Diabetes

Diabetes kills more Americans each year than breast cancer and AIDS combined. In fact, in the next 24 hours, over 5,000 new cases of diabetes will be diagnosed, and 200 people will die from it.
 

There are two types of diabetes. Type 1 diabetes is usually diagnosed in children and young adults and was previously known as juvenile diabetes. Only 5% of people with diabetes have this form of the disease. In Type 1 diabetes, the body does not produce insulin. With the help of insulin therapy and other treatments, even young children can learn to manage their condition and live long, healthy lives.
 
With Type 2 diabetes, the body doesn’t use insulin properly. This is called insulin resistance. At first, the pancreas makes extra insulin to make up for it. Over time, however, it isn’t able to make enough insulin to keep blood glucose at normal levels. Type 2 diabetes can lead to other problems like heart disease, stroke, nerve damage, and kidney or eye problems.
Below are some common myths about diabetes.

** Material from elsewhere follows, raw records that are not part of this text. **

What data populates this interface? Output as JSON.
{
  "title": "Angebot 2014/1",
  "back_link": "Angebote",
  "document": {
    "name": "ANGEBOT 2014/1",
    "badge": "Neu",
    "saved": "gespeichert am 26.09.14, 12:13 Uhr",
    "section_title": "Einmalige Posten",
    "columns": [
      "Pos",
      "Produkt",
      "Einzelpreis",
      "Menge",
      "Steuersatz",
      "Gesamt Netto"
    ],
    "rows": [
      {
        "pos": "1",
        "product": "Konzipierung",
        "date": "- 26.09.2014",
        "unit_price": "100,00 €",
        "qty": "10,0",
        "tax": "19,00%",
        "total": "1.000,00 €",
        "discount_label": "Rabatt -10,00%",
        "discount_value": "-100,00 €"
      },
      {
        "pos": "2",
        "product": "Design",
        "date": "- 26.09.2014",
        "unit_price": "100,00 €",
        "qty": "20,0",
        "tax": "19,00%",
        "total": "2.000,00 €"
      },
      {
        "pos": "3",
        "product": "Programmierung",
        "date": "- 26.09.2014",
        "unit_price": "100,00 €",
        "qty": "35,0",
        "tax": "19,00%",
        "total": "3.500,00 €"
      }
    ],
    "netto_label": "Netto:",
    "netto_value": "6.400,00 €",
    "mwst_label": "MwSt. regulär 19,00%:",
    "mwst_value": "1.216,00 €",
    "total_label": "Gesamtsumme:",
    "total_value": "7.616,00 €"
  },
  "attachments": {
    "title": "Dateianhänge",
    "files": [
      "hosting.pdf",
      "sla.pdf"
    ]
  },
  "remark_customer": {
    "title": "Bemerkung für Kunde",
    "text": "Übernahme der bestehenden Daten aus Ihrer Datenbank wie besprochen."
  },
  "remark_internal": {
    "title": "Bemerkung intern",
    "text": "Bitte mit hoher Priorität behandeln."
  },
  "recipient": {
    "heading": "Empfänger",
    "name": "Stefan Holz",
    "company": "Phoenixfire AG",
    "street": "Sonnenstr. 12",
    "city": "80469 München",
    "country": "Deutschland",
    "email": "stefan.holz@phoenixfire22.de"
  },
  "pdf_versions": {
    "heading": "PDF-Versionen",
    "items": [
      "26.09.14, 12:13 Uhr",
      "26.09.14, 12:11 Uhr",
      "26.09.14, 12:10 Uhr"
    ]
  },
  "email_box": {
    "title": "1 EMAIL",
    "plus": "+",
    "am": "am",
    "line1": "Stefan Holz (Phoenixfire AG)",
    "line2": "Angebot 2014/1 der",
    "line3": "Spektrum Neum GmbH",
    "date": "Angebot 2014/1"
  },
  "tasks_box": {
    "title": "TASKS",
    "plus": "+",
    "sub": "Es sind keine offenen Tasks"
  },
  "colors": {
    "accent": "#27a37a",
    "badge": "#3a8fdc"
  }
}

MYTH: Diabetes is caused by eating too much sugar.
FACT: Type 1 diabetes is caused by genetics and unknown factors that trigger its onset; Type 2 is caused by genetics and lifestyle factors. Being overweight increases your risk for developing Type 2 diabetes, and a diet high in calories from any source contributes to weight gain. Research has shown that sugary drinks are linked to Type 2 diabetes.
 
MYTH: People with diabetes can feel when their blood glucose level goes too low.
FACT: Not always. Some people cannot feel or recognize the symptoms of low blood glucose, or hypoglycemia, which can be dangerous.
 
MYTH: It’s possible to have “just a touch” or “a little” diabetes.
FACT: There is no such thing as “just a touch” or “a little” diabetes. Everyone who has diabetes runs the risk of serious complications.
 
MYTH: Diabetes doesn’t run in my family, so I’m safe.
FACT: Family history is only one of several risk factors for type 2 diabetes. Learn more.
 
MYTH: You’ll know if you have diabetes by your symptoms.
FACT: Not always. Type 2 diabetes often goes undiagnosed because it usually has few or no symptoms when it first develops.
 
MYTH: People with diabetes need to follow a special diet.
FACT: People with diabetes benefit from the same healthy diet that is good for everyone else: plenty of whole grains and fruits and vegetables, with a limited amount of fat and refined sugar.
 
To find out if you are at risk for diabetes, take the Type 2 Diabetes risk test here: www.stopdiabetes.com – Risk test.
 
Get tested for diabetes at biometric screening that will be held at various locations throughout the City during the month of February. Watch for more information on specific dates and locations.